I’m going to ask a really honest question, so get ready. Why isn’t literally everyone talking about how good Trover Saves the Universe is? I don’t think a single day has gone by since it came out that I haven’t thought about this.
Let me get this warning out of the way though: This game is mature. It comes straight from the dome of Justin Roiland, the co-creator of Rick and Morty, so if you’re thinking this game looks cute and colorful so I’ll sit my kids in front of it — that’s a nope. I mean, do whatever you want because they’re your kids, but maybe give it a spin first before seeing if little Timmy or Elizabeth can handle it. Just don’t say I didn’t warn you. Heck, watch the trailer I included up above. It’s uncensored, so, at your own discretion.
I’m quite obviously a fan of Rick and Morty and that’s not a controversial admittance because most people in my age range are. Because of that, I pretty much jumped at the opportunity to play the games that came from Justin Roiland’s Squanch Games. The Rick and Morty VR game Virtual Rickality, as well as Accounting which is a partnership between Roiland’s Squanchtendo and William Pugh’s Crows Crows Crows studio, were both played into the absolute ground. I was in the painful Reddit mines trying to find the Water Park Level and I found so many endings that I’ve literally crashed my game at least ten times. So, when I knew Trover Saves the Universe was finally launching, I was ready.
Imagine my surprise to see that it played almost identically in many ways to the PSVR hit Astro Bot? See, I love my PSVR but it’s got some floppy little games that came out along with it and I didn’t know if PSVR had the capabilities I wanted to see until I played Astro Bot and Moss. When I knew that Trover could be played in both normal console mode and shipped with PSVR capabilities, I wondered how that would work. I booted it up regularly to give it a try before seeing it in VR because I didn’t want a headset’s limitations to sway my thoughts on the game. Very quickly I saw that it was going to be good based on the level design and the clever player character movement.
See, Trover is who you control but you also control yourself. Well, kinda? A clever way that Squanch did this was that they turned the seated player into a race of people who had to be essentially without free movement. Utilizing this as a feature and not a flaw was incredibly smart because you’re a Chairopian and as a Chairopian you can pretty much just float around in your chair. Looking down and around, you can even turn about but you don’t just glide places which can sometimes make people (I’m including myself here) feel absolutely like Zenyatta from Overwatch after too many drinks. Teleportation methods in VR work really well to combat this and by including the Chairopian as part of the design, they all but freed themselves up to worry about everything but how the player would feel when essentially on-rails.

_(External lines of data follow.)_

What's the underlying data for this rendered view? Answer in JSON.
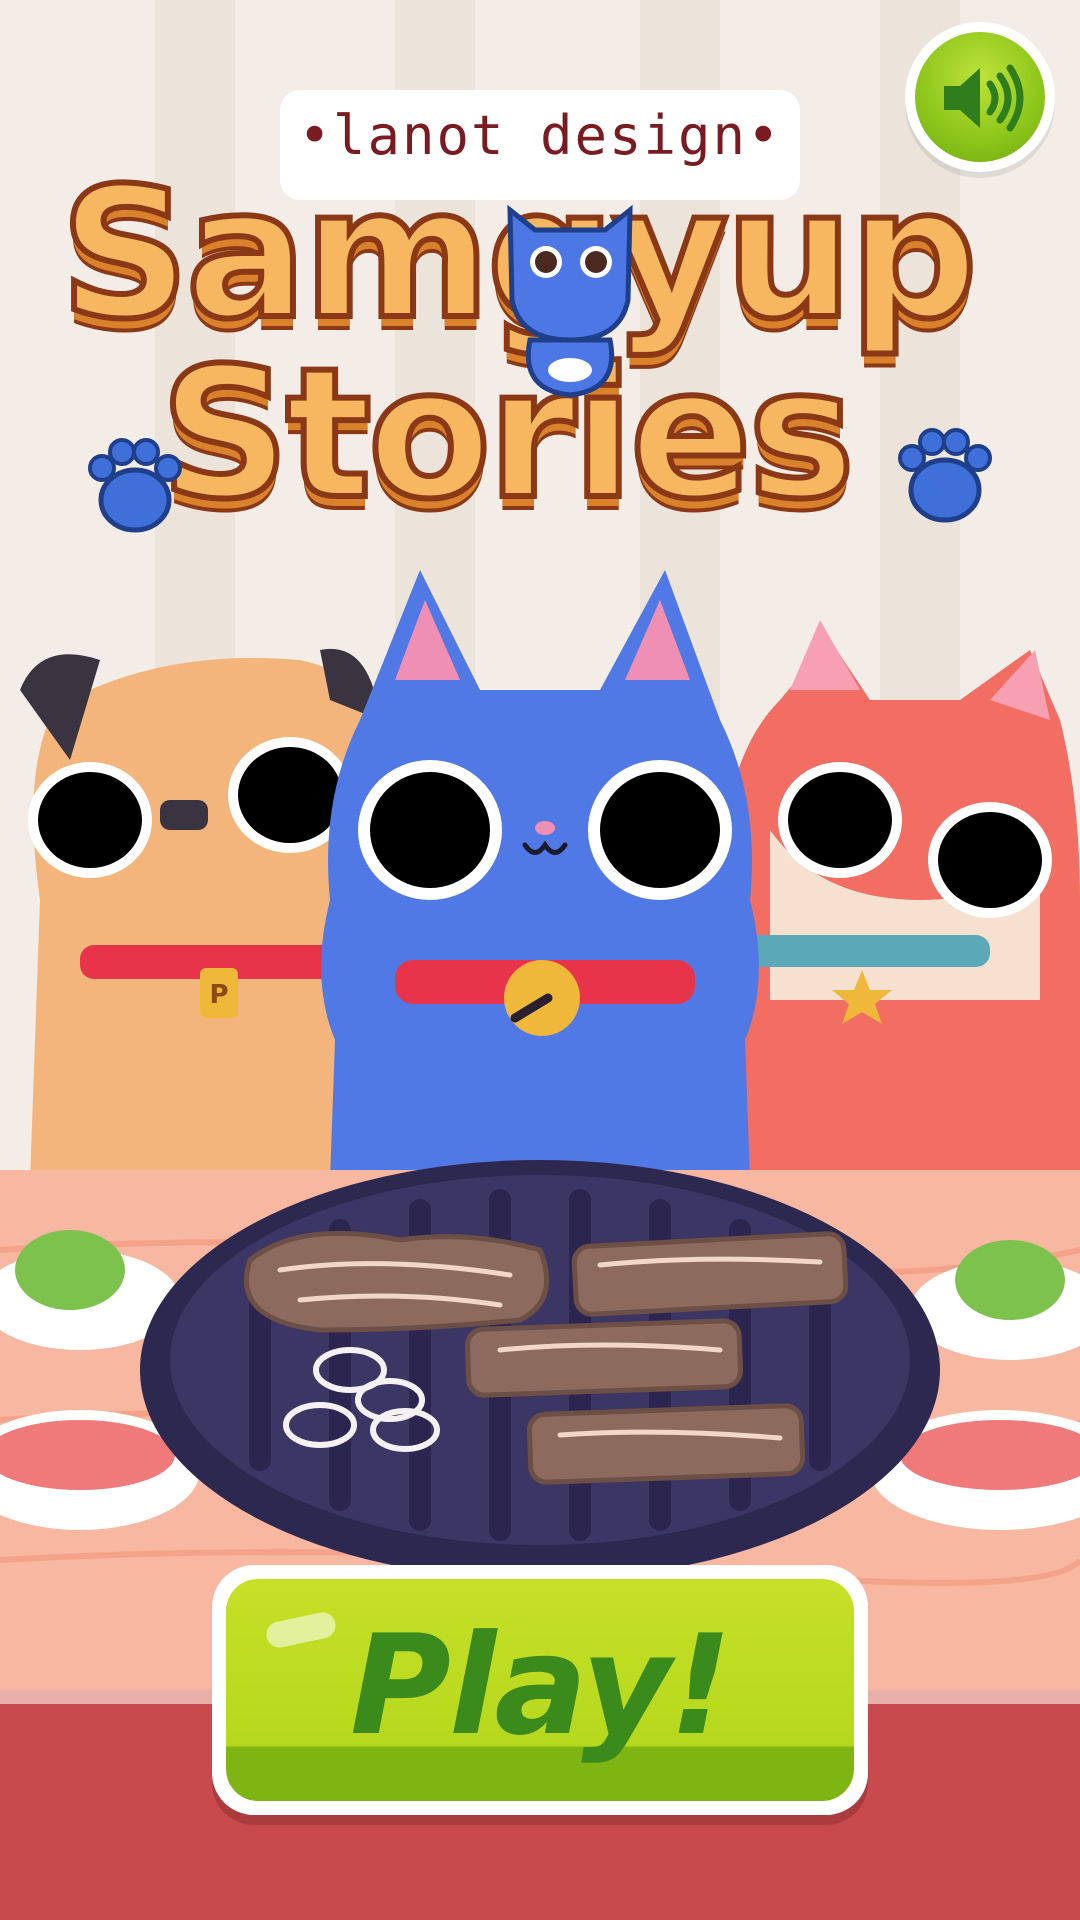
{
  "header": {
    "brand": "•lanot design•",
    "title_line_1": "Samgyup",
    "title_line_2": "Stories",
    "sound_icon": "speaker-volume-icon"
  },
  "characters": [
    {
      "name": "pug",
      "collar_tag": "P"
    },
    {
      "name": "blue-cat"
    },
    {
      "name": "red-fox"
    }
  ],
  "play_button": {
    "label": "Play!"
  },
  "colors": {
    "blue_cat": "#5079e6",
    "pug": "#f3b57b",
    "fox": "#f26d62",
    "grill": "#3c3664",
    "table": "#f6b29c",
    "play_green": "#b6d81d",
    "play_text": "#3b8a1c",
    "title_fill": "#f7b760",
    "title_stroke": "#8a3816"
  }
}
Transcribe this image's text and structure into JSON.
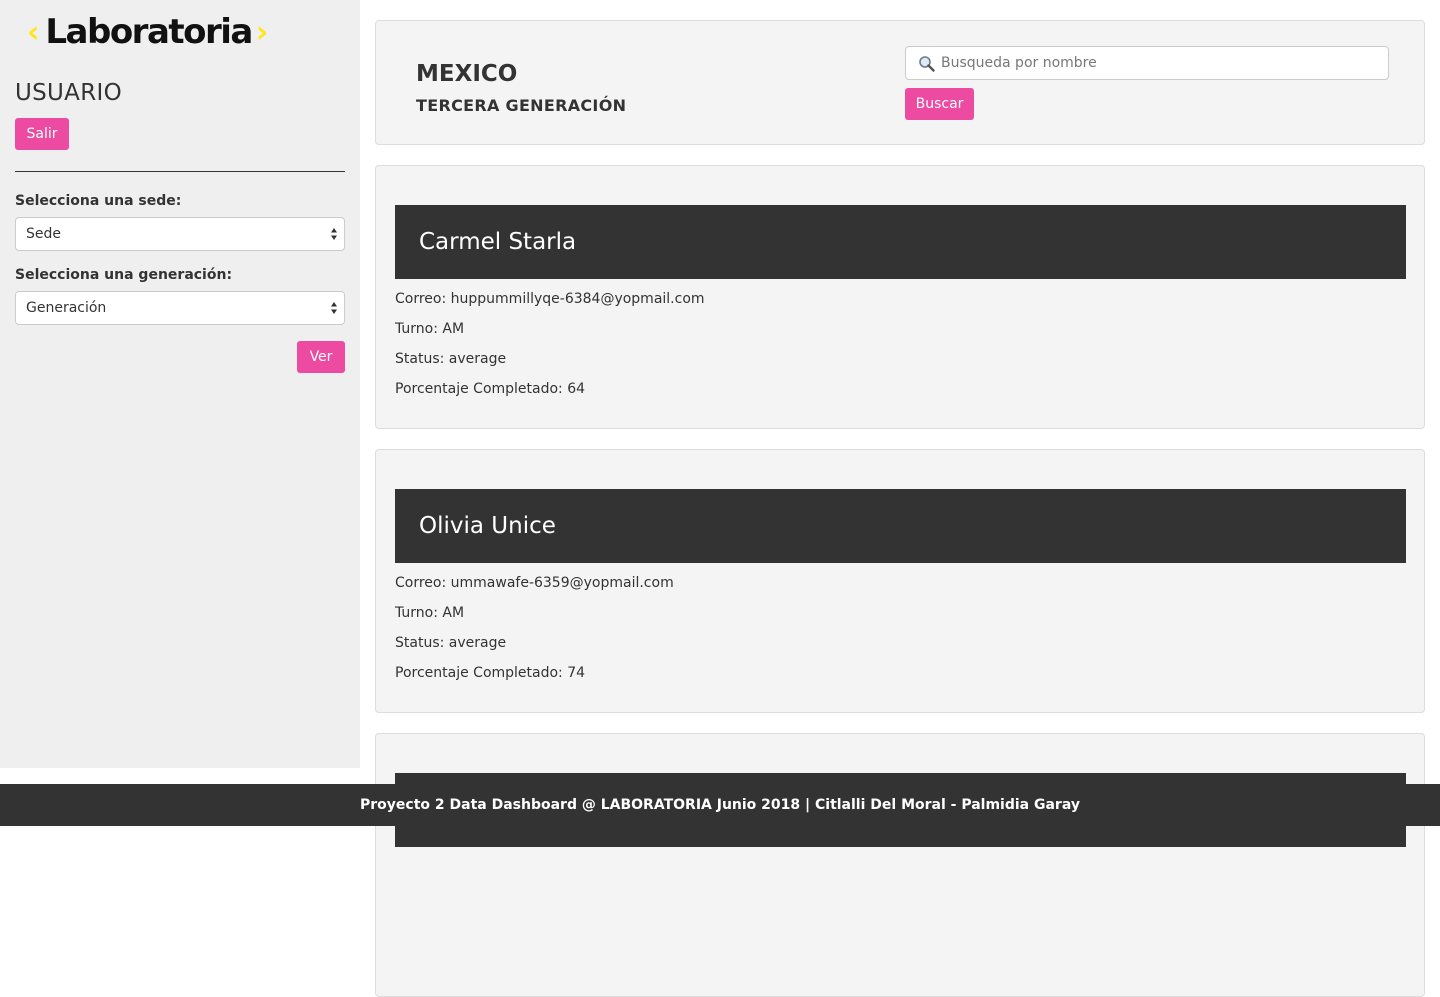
{
  "brand": {
    "name": "Laboratoria",
    "accent": "#ffe521"
  },
  "sidebar": {
    "user_title": "USUARIO",
    "logout_label": "Salir",
    "sede_label": "Selecciona una sede:",
    "sede_selected": "Sede",
    "generation_label": "Selecciona una generación:",
    "generation_selected": "Generación",
    "view_label": "Ver"
  },
  "header": {
    "sede": "MEXICO",
    "generation": "TERCERA GENERACIÓN",
    "search_placeholder": "Busqueda por nombre",
    "search_value": "",
    "search_button": "Buscar"
  },
  "students": [
    {
      "name": "Carmel Starla",
      "email": "Correo: huppummillyqe-6384@yopmail.com",
      "turn": "Turno: AM",
      "status": "Status: average",
      "percent": "Porcentaje Completado: 64"
    },
    {
      "name": "Olivia Unice",
      "email": "Correo: ummawafe-6359@yopmail.com",
      "turn": "Turno: AM",
      "status": "Status: average",
      "percent": "Porcentaje Completado: 74"
    }
  ],
  "footer": {
    "text": "Proyecto 2 Data Dashboard @ LABORATORIA Junio 2018 | Citlalli Del Moral - Palmidia Garay"
  },
  "colors": {
    "pink": "#ec4ba1",
    "dark": "#333333",
    "panel": "#f4f4f4",
    "sidebar": "#efefef"
  }
}
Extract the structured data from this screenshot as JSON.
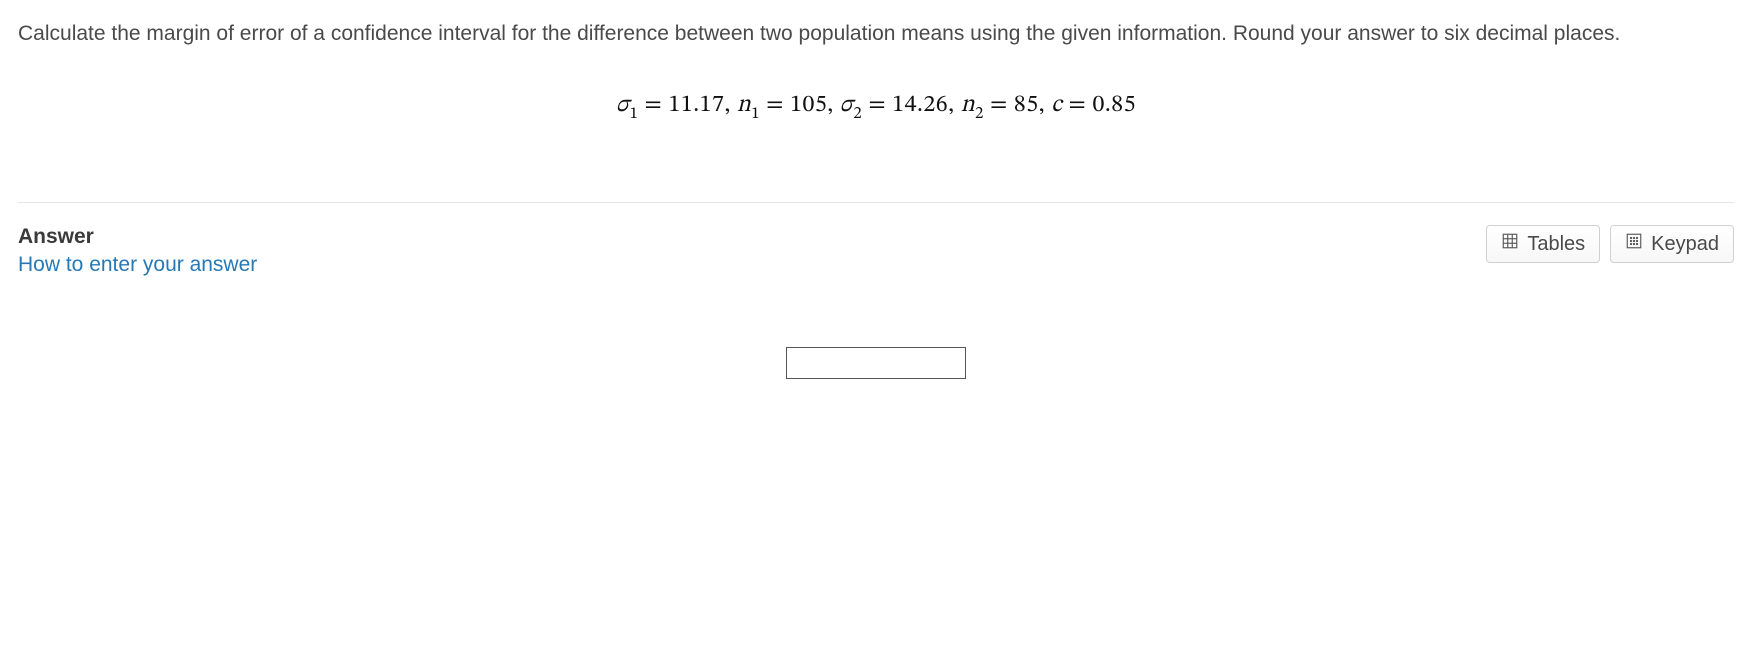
{
  "question": {
    "text": "Calculate the margin of error of a confidence interval for the difference between two population means using the given information. Round your answer to six decimal places.",
    "params": {
      "sigma1": "11.17",
      "n1": "105",
      "sigma2": "14.26",
      "n2": "85",
      "c": "0.85"
    }
  },
  "answer": {
    "heading": "Answer",
    "how_link": "How to enter your answer",
    "input_value": ""
  },
  "buttons": {
    "tables": "Tables",
    "keypad": "Keypad"
  }
}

While you may feel like your movements are halted, you have complete control over Trover and can do all of the leaping, fighting and floating that your player character would typically be doing yourself. You can boost up a couple of times and see places that Trover can’t from his place on the ground and that turns a platformer into this little diorama of beautifully done Dr. Seuss-Gone-Mad artwork. The goal is to get your dogs back from a rogue God that has gone rather insane and used them in his eye sockets. You were found, as the owners of these dogs, and tasked with helping retrieve them and cut the power from said God.
What continues on in this game is nothing short of an intensely long episode of Rick and Morty’s Interdimensional Cable and that’s where it shines. It’s not so far removed from Roiland’s writing and quirk that you wouldn’t grasp onto it fast as fans of Rick and Morty but it’s also so uniquely layered with intelligence and easter eggs that you feel honored if you get them. There were moments in Trover that I would sit back and realize.. some people won’t play this again and see the language branches and story beats I got because of choices they may have made. Some people would never encounter this one incredible moment with Trover really just unleashing his soul to you — and that was bonkers to me. There is a buddy cop schtick to this but to assume that’s all it is because it’s such a simple game — is a mistake. For a $30 game that you can beat in 5 to 6 hours and has an epic amount of replayability, well, that’s kind of bananas.
It was incredibly smart for Roiland’s Squanch Games to utilize the Astro Bot mechanics of gameplay because it gave them the opportunity to flush out a fun world that visually pops with a platformer that didn’t make me want to push myself off of a cliff. I suggest this be your third PSVR title you buy after Astro Bot and Moss and go through the achievements and see just what kind of things you should aim for to get even more from the story. Don’t stop at one playthrough and then go tell your friends about it because I know you want your friends to have fun, you know?